principal plus all interest accrued to judgment until the judgment is
satisfied in full.
Travelers Casualty & Surety Co.
Thomas F. Maxwell, Jr. (00132)
Pullman & Comley, LLC
850 Main Street, P.O. Box 7006
Bridgeport, CT 06601-7006
Telephone (203) 330-2000
Facsimile (203) 576-8888
- and –
Mary Kay Vyskocil (ct02814)
Simpson, Thacher & Bartlett
425 Lexington Avenue
New York, NY 10017
Case 3:01-cv-00872-JBA Document 108 Filed 11/08/2005 Page 8 of 8
CERTIFICATE OF SERVICE
I hereby certify that on November 8, 2005,a copy of the foregoing Plaintiff
Travelers Casualty and Surety Co.’s Reply to Defendant Gerling Global Reinsurance
Corporation of America’s Belated Opposition was filed electronically and served by mail
on anyone unable to accept electronic filing. Notice of this filing will be sent by e-mail to
all parties by operation of the Court’s electronic filing system or by mail to anyone
unable to accept electronic filing as indicated on the Notice of Electronic Filing. Parties
may access this filing through the Court’s CM/ECF System.
Thomas F. Maxwell, Jr. (ct00132)
Pullman & Comley, LLC

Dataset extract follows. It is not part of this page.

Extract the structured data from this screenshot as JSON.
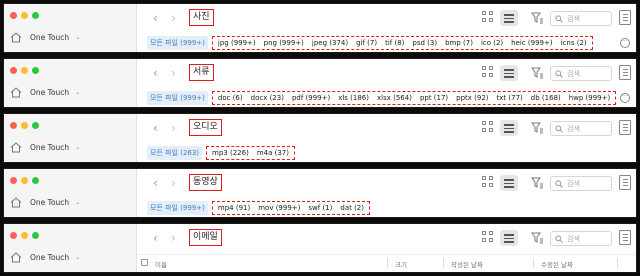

850 Main Street, P.O. Box 7006
Bridgeport, CT 06601-7006
Phone: (203) 330-2000
Fax: (203) 576-8888